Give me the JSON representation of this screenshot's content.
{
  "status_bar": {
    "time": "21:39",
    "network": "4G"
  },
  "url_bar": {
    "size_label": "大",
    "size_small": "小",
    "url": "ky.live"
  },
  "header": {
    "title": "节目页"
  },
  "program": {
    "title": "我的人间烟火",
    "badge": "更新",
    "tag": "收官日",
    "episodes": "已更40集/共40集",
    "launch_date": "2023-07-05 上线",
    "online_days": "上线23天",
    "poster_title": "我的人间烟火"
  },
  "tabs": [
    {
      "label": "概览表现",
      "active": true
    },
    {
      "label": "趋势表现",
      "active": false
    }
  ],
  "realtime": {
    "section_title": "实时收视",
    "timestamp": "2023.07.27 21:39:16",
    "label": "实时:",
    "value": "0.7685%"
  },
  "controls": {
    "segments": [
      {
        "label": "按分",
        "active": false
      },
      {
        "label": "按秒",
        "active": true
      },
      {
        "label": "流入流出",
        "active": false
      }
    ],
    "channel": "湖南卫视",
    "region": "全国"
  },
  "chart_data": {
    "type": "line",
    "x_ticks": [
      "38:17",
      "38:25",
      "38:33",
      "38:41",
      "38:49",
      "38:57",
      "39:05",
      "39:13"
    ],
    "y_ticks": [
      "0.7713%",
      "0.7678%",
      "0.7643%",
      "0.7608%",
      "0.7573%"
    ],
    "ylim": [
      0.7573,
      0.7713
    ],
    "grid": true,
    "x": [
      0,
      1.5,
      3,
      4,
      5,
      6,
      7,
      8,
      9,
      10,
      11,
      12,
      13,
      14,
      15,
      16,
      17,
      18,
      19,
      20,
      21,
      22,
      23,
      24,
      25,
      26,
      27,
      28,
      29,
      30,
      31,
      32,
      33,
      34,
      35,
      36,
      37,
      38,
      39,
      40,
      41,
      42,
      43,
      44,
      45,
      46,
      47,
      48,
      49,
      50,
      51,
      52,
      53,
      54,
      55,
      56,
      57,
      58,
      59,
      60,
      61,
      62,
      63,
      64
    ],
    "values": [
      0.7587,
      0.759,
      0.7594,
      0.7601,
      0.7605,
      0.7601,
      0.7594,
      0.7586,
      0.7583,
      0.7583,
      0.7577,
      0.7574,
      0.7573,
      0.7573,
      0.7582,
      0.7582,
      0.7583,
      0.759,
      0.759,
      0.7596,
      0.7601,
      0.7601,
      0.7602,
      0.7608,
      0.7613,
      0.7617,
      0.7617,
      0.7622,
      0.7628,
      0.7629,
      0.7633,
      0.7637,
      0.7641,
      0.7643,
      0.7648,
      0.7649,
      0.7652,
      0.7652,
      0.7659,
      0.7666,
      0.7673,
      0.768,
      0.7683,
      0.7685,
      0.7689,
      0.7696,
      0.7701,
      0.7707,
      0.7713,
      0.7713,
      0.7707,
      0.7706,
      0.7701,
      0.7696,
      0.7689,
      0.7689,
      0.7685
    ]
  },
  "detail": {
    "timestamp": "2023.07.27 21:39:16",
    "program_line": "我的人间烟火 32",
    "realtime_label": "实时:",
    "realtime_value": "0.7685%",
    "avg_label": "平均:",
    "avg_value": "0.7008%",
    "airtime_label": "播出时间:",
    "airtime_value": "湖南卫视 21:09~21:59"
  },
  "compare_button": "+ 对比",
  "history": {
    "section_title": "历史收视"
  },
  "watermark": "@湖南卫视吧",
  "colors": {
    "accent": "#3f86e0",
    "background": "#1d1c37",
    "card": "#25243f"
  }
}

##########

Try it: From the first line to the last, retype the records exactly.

Expected output:
Give me the JSON representation of this screenshot's content.
{
  "status_bar": {
    "time": "21:39",
    "network": "4G"
  },
  "url_bar": {
    "size_label": "大",
    "size_small": "小",
    "url": "ky.live"
  },
  "header": {
    "title": "节目页"
  },
  "program": {
    "title": "我的人间烟火",
    "badge": "更新",
    "tag": "收官日",
    "episodes": "已更40集/共40集",
    "launch_date": "2023-07-05 上线",
    "online_days": "上线23天",
    "poster_title": "我的人间烟火"
  },
  "tabs": [
    {
      "label": "概览表现",
      "active": true
    },
    {
      "label": "趋势表现",
      "active": false
    }
  ],
  "realtime": {
    "section_title": "实时收视",
    "timestamp": "2023.07.27 21:39:16",
    "label": "实时:",
    "value": "0.7685%"
  },
  "controls": {
    "segments": [
      {
        "label": "按分",
        "active": false
      },
      {
        "label": "按秒",
        "active": true
      },
      {
        "label": "流入流出",
        "active": false
      }
    ],
    "channel": "湖南卫视",
    "region": "全国"
  },
  "chart_data": {
    "type": "line",
    "x_ticks": [
      "38:17",
      "38:25",
      "38:33",
      "38:41",
      "38:49",
      "38:57",
      "39:05",
      "39:13"
    ],
    "y_ticks": [
      "0.7713%",
      "0.7678%",
      "0.7643%",
      "0.7608%",
      "0.7573%"
    ],
    "ylim": [
      0.7573,
      0.7713
    ],
    "grid": true,
    "x": [
      0,
      1.5,
      3,
      4,
      5,
      6,
      7,
      8,
      9,
      10,
      11,
      12,
      13,
      14,
      15,
      16,
      17,
      18,
      19,
      20,
      21,
      22,
      23,
      24,
      25,
      26,
      27,
      28,
      29,
      30,
      31,
      32,
      33,
      34,
      35,
      36,
      37,
      38,
      39,
      40,
      41,
      42,
      43,
      44,
      45,
      46,
      47,
      48,
      49,
      50,
      51,
      52,
      53,
      54,
      55,
      56,
      57,
      58,
      59,
      60,
      61,
      62,
      63,
      64
    ],
    "values": [
      0.7587,
      0.759,
      0.7594,
      0.7601,
      0.7605,
      0.7601,
      0.7594,
      0.7586,
      0.7583,
      0.7583,
      0.7577,
      0.7574,
      0.7573,
      0.7573,
      0.7582,
      0.7582,
      0.7583,
      0.759,
      0.759,
      0.7596,
      0.7601,
      0.7601,
      0.7602,
      0.7608,
      0.7613,
      0.7617,
      0.7617,
      0.7622,
      0.7628,
      0.7629,
      0.7633,
      0.7637,
      0.7641,
      0.7643,
      0.7648,
      0.7649,
      0.7652,
      0.7652,
      0.7659,
      0.7666,
      0.7673,
      0.768,
      0.7683,
      0.7685,
      0.7689,
      0.7696,
      0.7701,
      0.7707,
      0.7713,
      0.7713,
      0.7707,
      0.7706,
      0.7701,
      0.7696,
      0.7689,
      0.7689,
      0.7685
    ]
  },
  "detail": {
    "timestamp": "2023.07.27 21:39:16",
    "program_line": "我的人间烟火 32",
    "realtime_label": "实时:",
    "realtime_value": "0.7685%",
    "avg_label": "平均:",
    "avg_value": "0.7008%",
    "airtime_label": "播出时间:",
    "airtime_value": "湖南卫视 21:09~21:59"
  },
  "compare_button": "+ 对比",
  "history": {
    "section_title": "历史收视"
  },
  "watermark": "@湖南卫视吧",
  "colors": {
    "accent": "#3f86e0",
    "background": "#1d1c37",
    "card": "#25243f"
  }
}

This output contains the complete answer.